What you will do: Determine how many lines in the entries below hold "title". Respond with that number only.

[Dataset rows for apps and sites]

- Opening Delimiter -

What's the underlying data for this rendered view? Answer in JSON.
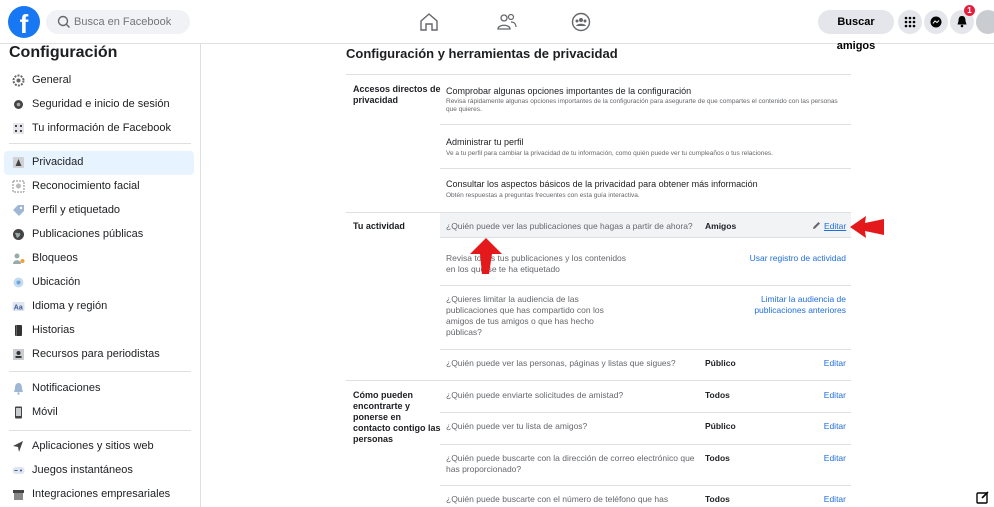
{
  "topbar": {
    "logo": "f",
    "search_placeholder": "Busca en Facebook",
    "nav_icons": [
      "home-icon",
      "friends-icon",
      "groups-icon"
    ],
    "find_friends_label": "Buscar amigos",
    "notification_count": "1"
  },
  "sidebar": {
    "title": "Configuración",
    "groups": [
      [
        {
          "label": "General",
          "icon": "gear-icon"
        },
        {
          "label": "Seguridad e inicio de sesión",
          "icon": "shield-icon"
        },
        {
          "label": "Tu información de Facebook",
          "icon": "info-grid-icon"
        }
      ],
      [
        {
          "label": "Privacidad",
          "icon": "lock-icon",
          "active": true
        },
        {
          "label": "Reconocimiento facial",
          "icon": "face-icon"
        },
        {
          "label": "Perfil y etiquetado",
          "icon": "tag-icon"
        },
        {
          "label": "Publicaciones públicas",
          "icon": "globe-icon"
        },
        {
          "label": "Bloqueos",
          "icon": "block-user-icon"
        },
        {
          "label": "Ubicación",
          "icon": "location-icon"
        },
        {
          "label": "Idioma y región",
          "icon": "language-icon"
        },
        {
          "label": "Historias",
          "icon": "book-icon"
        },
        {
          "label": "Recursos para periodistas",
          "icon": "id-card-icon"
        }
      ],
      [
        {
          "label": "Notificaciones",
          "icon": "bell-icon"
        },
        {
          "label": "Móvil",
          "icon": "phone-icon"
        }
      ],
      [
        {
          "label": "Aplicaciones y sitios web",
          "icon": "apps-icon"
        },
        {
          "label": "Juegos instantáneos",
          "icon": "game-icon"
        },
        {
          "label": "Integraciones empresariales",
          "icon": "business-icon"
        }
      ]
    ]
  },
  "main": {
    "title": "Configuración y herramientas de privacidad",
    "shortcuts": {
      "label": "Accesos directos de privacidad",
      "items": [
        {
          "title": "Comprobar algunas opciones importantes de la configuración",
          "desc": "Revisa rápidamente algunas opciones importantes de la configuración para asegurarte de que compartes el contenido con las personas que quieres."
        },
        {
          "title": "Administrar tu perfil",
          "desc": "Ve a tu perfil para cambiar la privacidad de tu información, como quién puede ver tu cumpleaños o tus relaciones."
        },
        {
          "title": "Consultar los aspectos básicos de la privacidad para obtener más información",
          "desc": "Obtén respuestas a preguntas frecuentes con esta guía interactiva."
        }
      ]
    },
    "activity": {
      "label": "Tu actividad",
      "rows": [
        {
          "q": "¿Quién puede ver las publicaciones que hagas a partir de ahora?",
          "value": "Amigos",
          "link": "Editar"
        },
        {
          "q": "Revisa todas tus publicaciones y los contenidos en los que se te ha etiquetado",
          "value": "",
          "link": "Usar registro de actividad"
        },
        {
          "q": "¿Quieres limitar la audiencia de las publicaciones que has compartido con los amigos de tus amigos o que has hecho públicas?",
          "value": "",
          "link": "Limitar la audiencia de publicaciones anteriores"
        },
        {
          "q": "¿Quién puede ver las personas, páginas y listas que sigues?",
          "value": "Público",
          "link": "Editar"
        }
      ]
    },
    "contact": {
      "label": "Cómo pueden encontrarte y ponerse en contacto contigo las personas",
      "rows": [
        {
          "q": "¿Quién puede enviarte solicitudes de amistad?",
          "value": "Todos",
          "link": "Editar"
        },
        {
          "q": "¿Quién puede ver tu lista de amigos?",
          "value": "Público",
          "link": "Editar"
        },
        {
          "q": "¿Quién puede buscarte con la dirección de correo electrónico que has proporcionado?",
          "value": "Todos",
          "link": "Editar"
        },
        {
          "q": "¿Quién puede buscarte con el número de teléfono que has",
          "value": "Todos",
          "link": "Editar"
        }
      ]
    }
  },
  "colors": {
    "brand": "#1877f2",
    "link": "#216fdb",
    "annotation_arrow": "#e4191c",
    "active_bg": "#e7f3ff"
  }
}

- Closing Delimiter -
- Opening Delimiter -

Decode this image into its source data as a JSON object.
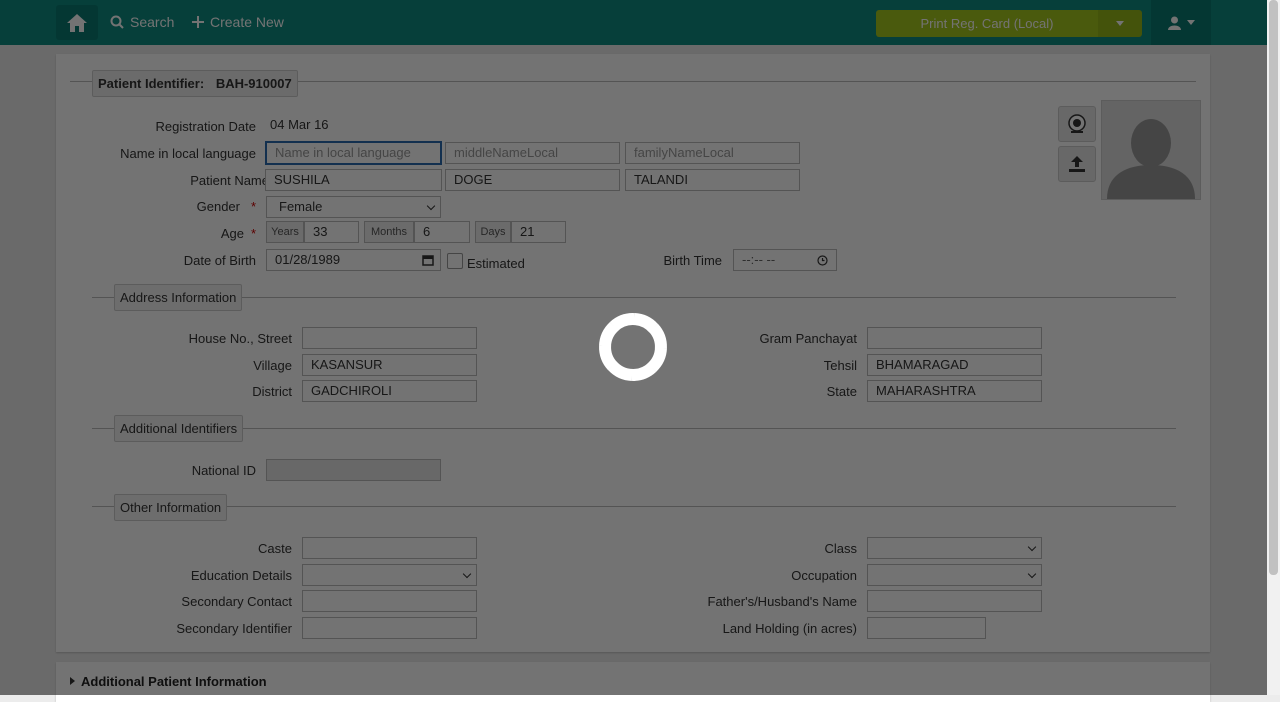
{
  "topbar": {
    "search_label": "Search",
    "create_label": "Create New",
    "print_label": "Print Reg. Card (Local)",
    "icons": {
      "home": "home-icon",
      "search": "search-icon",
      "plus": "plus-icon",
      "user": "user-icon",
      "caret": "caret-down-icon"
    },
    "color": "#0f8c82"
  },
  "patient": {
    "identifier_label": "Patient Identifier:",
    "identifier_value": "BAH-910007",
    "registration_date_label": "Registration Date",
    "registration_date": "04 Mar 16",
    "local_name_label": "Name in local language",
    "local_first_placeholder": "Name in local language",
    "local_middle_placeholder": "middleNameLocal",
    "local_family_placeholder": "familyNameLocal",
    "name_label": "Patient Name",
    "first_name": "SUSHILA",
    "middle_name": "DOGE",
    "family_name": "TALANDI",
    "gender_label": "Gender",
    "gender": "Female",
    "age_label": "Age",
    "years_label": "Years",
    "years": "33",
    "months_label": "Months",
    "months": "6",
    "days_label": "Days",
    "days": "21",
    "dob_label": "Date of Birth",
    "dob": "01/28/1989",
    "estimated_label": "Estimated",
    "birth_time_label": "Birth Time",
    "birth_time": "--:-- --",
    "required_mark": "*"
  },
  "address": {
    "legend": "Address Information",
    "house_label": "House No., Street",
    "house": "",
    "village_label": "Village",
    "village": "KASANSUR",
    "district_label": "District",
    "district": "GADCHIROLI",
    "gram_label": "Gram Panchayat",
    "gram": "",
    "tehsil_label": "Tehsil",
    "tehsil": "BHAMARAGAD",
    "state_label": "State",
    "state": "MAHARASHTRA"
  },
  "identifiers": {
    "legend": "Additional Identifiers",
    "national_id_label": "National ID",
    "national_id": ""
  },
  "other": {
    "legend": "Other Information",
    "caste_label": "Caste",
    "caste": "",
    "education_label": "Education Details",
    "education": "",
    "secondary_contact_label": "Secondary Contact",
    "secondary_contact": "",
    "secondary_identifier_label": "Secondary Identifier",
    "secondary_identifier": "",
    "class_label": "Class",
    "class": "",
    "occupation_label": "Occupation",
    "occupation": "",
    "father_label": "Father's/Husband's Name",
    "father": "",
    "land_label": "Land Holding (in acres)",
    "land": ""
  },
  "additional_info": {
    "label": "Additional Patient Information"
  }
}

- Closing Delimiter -

Result: 5